EXERCISE DIRECTIONS:
Repeat the listing below in full and exactly. Pictures are to be omitted.

INPUT RECORDS:
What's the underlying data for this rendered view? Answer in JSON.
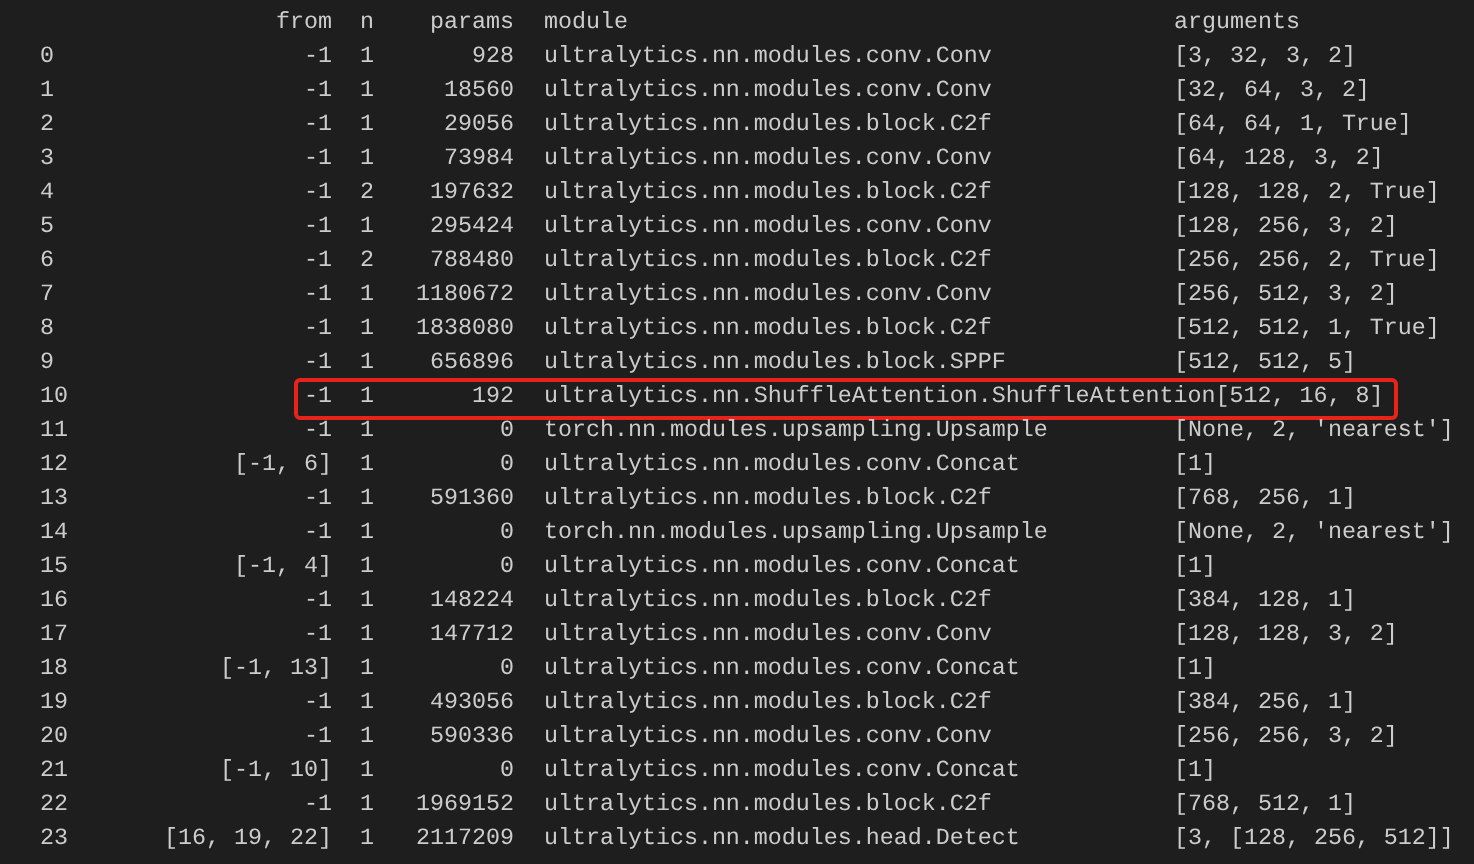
{
  "columns": [
    "from",
    "n",
    "params",
    "module",
    "arguments"
  ],
  "rows": [
    {
      "index": "0",
      "from": "-1",
      "n": "1",
      "params": "928",
      "module": "ultralytics.nn.modules.conv.Conv",
      "arguments": "[3, 32, 3, 2]",
      "highlighted": false
    },
    {
      "index": "1",
      "from": "-1",
      "n": "1",
      "params": "18560",
      "module": "ultralytics.nn.modules.conv.Conv",
      "arguments": "[32, 64, 3, 2]",
      "highlighted": false
    },
    {
      "index": "2",
      "from": "-1",
      "n": "1",
      "params": "29056",
      "module": "ultralytics.nn.modules.block.C2f",
      "arguments": "[64, 64, 1, True]",
      "highlighted": false
    },
    {
      "index": "3",
      "from": "-1",
      "n": "1",
      "params": "73984",
      "module": "ultralytics.nn.modules.conv.Conv",
      "arguments": "[64, 128, 3, 2]",
      "highlighted": false
    },
    {
      "index": "4",
      "from": "-1",
      "n": "2",
      "params": "197632",
      "module": "ultralytics.nn.modules.block.C2f",
      "arguments": "[128, 128, 2, True]",
      "highlighted": false
    },
    {
      "index": "5",
      "from": "-1",
      "n": "1",
      "params": "295424",
      "module": "ultralytics.nn.modules.conv.Conv",
      "arguments": "[128, 256, 3, 2]",
      "highlighted": false
    },
    {
      "index": "6",
      "from": "-1",
      "n": "2",
      "params": "788480",
      "module": "ultralytics.nn.modules.block.C2f",
      "arguments": "[256, 256, 2, True]",
      "highlighted": false
    },
    {
      "index": "7",
      "from": "-1",
      "n": "1",
      "params": "1180672",
      "module": "ultralytics.nn.modules.conv.Conv",
      "arguments": "[256, 512, 3, 2]",
      "highlighted": false
    },
    {
      "index": "8",
      "from": "-1",
      "n": "1",
      "params": "1838080",
      "module": "ultralytics.nn.modules.block.C2f",
      "arguments": "[512, 512, 1, True]",
      "highlighted": false
    },
    {
      "index": "9",
      "from": "-1",
      "n": "1",
      "params": "656896",
      "module": "ultralytics.nn.modules.block.SPPF",
      "arguments": "[512, 512, 5]",
      "highlighted": false
    },
    {
      "index": "10",
      "from": "-1",
      "n": "1",
      "params": "192",
      "module": "ultralytics.nn.ShuffleAttention.ShuffleAttention",
      "arguments": "[512, 16, 8]",
      "highlighted": true
    },
    {
      "index": "11",
      "from": "-1",
      "n": "1",
      "params": "0",
      "module": "torch.nn.modules.upsampling.Upsample",
      "arguments": "[None, 2, 'nearest']",
      "highlighted": false
    },
    {
      "index": "12",
      "from": "[-1, 6]",
      "n": "1",
      "params": "0",
      "module": "ultralytics.nn.modules.conv.Concat",
      "arguments": "[1]",
      "highlighted": false
    },
    {
      "index": "13",
      "from": "-1",
      "n": "1",
      "params": "591360",
      "module": "ultralytics.nn.modules.block.C2f",
      "arguments": "[768, 256, 1]",
      "highlighted": false
    },
    {
      "index": "14",
      "from": "-1",
      "n": "1",
      "params": "0",
      "module": "torch.nn.modules.upsampling.Upsample",
      "arguments": "[None, 2, 'nearest']",
      "highlighted": false
    },
    {
      "index": "15",
      "from": "[-1, 4]",
      "n": "1",
      "params": "0",
      "module": "ultralytics.nn.modules.conv.Concat",
      "arguments": "[1]",
      "highlighted": false
    },
    {
      "index": "16",
      "from": "-1",
      "n": "1",
      "params": "148224",
      "module": "ultralytics.nn.modules.block.C2f",
      "arguments": "[384, 128, 1]",
      "highlighted": false
    },
    {
      "index": "17",
      "from": "-1",
      "n": "1",
      "params": "147712",
      "module": "ultralytics.nn.modules.conv.Conv",
      "arguments": "[128, 128, 3, 2]",
      "highlighted": false
    },
    {
      "index": "18",
      "from": "[-1, 13]",
      "n": "1",
      "params": "0",
      "module": "ultralytics.nn.modules.conv.Concat",
      "arguments": "[1]",
      "highlighted": false
    },
    {
      "index": "19",
      "from": "-1",
      "n": "1",
      "params": "493056",
      "module": "ultralytics.nn.modules.block.C2f",
      "arguments": "[384, 256, 1]",
      "highlighted": false
    },
    {
      "index": "20",
      "from": "-1",
      "n": "1",
      "params": "590336",
      "module": "ultralytics.nn.modules.conv.Conv",
      "arguments": "[256, 256, 3, 2]",
      "highlighted": false
    },
    {
      "index": "21",
      "from": "[-1, 10]",
      "n": "1",
      "params": "0",
      "module": "ultralytics.nn.modules.conv.Concat",
      "arguments": "[1]",
      "highlighted": false
    },
    {
      "index": "22",
      "from": "-1",
      "n": "1",
      "params": "1969152",
      "module": "ultralytics.nn.modules.block.C2f",
      "arguments": "[768, 512, 1]",
      "highlighted": false
    },
    {
      "index": "23",
      "from": "[16, 19, 22]",
      "n": "1",
      "params": "2117209",
      "module": "ultralytics.nn.modules.head.Detect",
      "arguments": "[3, [128, 256, 512]]",
      "highlighted": false
    }
  ]
}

RESPONSE TO THIS EXERCISE:
What's the underlying data for this rendered view? Answer in JSON.
{
  "columns": [
    "from",
    "n",
    "params",
    "module",
    "arguments"
  ],
  "rows": [
    {
      "index": "0",
      "from": "-1",
      "n": "1",
      "params": "928",
      "module": "ultralytics.nn.modules.conv.Conv",
      "arguments": "[3, 32, 3, 2]",
      "highlighted": false
    },
    {
      "index": "1",
      "from": "-1",
      "n": "1",
      "params": "18560",
      "module": "ultralytics.nn.modules.conv.Conv",
      "arguments": "[32, 64, 3, 2]",
      "highlighted": false
    },
    {
      "index": "2",
      "from": "-1",
      "n": "1",
      "params": "29056",
      "module": "ultralytics.nn.modules.block.C2f",
      "arguments": "[64, 64, 1, True]",
      "highlighted": false
    },
    {
      "index": "3",
      "from": "-1",
      "n": "1",
      "params": "73984",
      "module": "ultralytics.nn.modules.conv.Conv",
      "arguments": "[64, 128, 3, 2]",
      "highlighted": false
    },
    {
      "index": "4",
      "from": "-1",
      "n": "2",
      "params": "197632",
      "module": "ultralytics.nn.modules.block.C2f",
      "arguments": "[128, 128, 2, True]",
      "highlighted": false
    },
    {
      "index": "5",
      "from": "-1",
      "n": "1",
      "params": "295424",
      "module": "ultralytics.nn.modules.conv.Conv",
      "arguments": "[128, 256, 3, 2]",
      "highlighted": false
    },
    {
      "index": "6",
      "from": "-1",
      "n": "2",
      "params": "788480",
      "module": "ultralytics.nn.modules.block.C2f",
      "arguments": "[256, 256, 2, True]",
      "highlighted": false
    },
    {
      "index": "7",
      "from": "-1",
      "n": "1",
      "params": "1180672",
      "module": "ultralytics.nn.modules.conv.Conv",
      "arguments": "[256, 512, 3, 2]",
      "highlighted": false
    },
    {
      "index": "8",
      "from": "-1",
      "n": "1",
      "params": "1838080",
      "module": "ultralytics.nn.modules.block.C2f",
      "arguments": "[512, 512, 1, True]",
      "highlighted": false
    },
    {
      "index": "9",
      "from": "-1",
      "n": "1",
      "params": "656896",
      "module": "ultralytics.nn.modules.block.SPPF",
      "arguments": "[512, 512, 5]",
      "highlighted": false
    },
    {
      "index": "10",
      "from": "-1",
      "n": "1",
      "params": "192",
      "module": "ultralytics.nn.ShuffleAttention.ShuffleAttention",
      "arguments": "[512, 16, 8]",
      "highlighted": true
    },
    {
      "index": "11",
      "from": "-1",
      "n": "1",
      "params": "0",
      "module": "torch.nn.modules.upsampling.Upsample",
      "arguments": "[None, 2, 'nearest']",
      "highlighted": false
    },
    {
      "index": "12",
      "from": "[-1, 6]",
      "n": "1",
      "params": "0",
      "module": "ultralytics.nn.modules.conv.Concat",
      "arguments": "[1]",
      "highlighted": false
    },
    {
      "index": "13",
      "from": "-1",
      "n": "1",
      "params": "591360",
      "module": "ultralytics.nn.modules.block.C2f",
      "arguments": "[768, 256, 1]",
      "highlighted": false
    },
    {
      "index": "14",
      "from": "-1",
      "n": "1",
      "params": "0",
      "module": "torch.nn.modules.upsampling.Upsample",
      "arguments": "[None, 2, 'nearest']",
      "highlighted": false
    },
    {
      "index": "15",
      "from": "[-1, 4]",
      "n": "1",
      "params": "0",
      "module": "ultralytics.nn.modules.conv.Concat",
      "arguments": "[1]",
      "highlighted": false
    },
    {
      "index": "16",
      "from": "-1",
      "n": "1",
      "params": "148224",
      "module": "ultralytics.nn.modules.block.C2f",
      "arguments": "[384, 128, 1]",
      "highlighted": false
    },
    {
      "index": "17",
      "from": "-1",
      "n": "1",
      "params": "147712",
      "module": "ultralytics.nn.modules.conv.Conv",
      "arguments": "[128, 128, 3, 2]",
      "highlighted": false
    },
    {
      "index": "18",
      "from": "[-1, 13]",
      "n": "1",
      "params": "0",
      "module": "ultralytics.nn.modules.conv.Concat",
      "arguments": "[1]",
      "highlighted": false
    },
    {
      "index": "19",
      "from": "-1",
      "n": "1",
      "params": "493056",
      "module": "ultralytics.nn.modules.block.C2f",
      "arguments": "[384, 256, 1]",
      "highlighted": false
    },
    {
      "index": "20",
      "from": "-1",
      "n": "1",
      "params": "590336",
      "module": "ultralytics.nn.modules.conv.Conv",
      "arguments": "[256, 256, 3, 2]",
      "highlighted": false
    },
    {
      "index": "21",
      "from": "[-1, 10]",
      "n": "1",
      "params": "0",
      "module": "ultralytics.nn.modules.conv.Concat",
      "arguments": "[1]",
      "highlighted": false
    },
    {
      "index": "22",
      "from": "-1",
      "n": "1",
      "params": "1969152",
      "module": "ultralytics.nn.modules.block.C2f",
      "arguments": "[768, 512, 1]",
      "highlighted": false
    },
    {
      "index": "23",
      "from": "[16, 19, 22]",
      "n": "1",
      "params": "2117209",
      "module": "ultralytics.nn.modules.head.Detect",
      "arguments": "[3, [128, 256, 512]]",
      "highlighted": false
    }
  ]
}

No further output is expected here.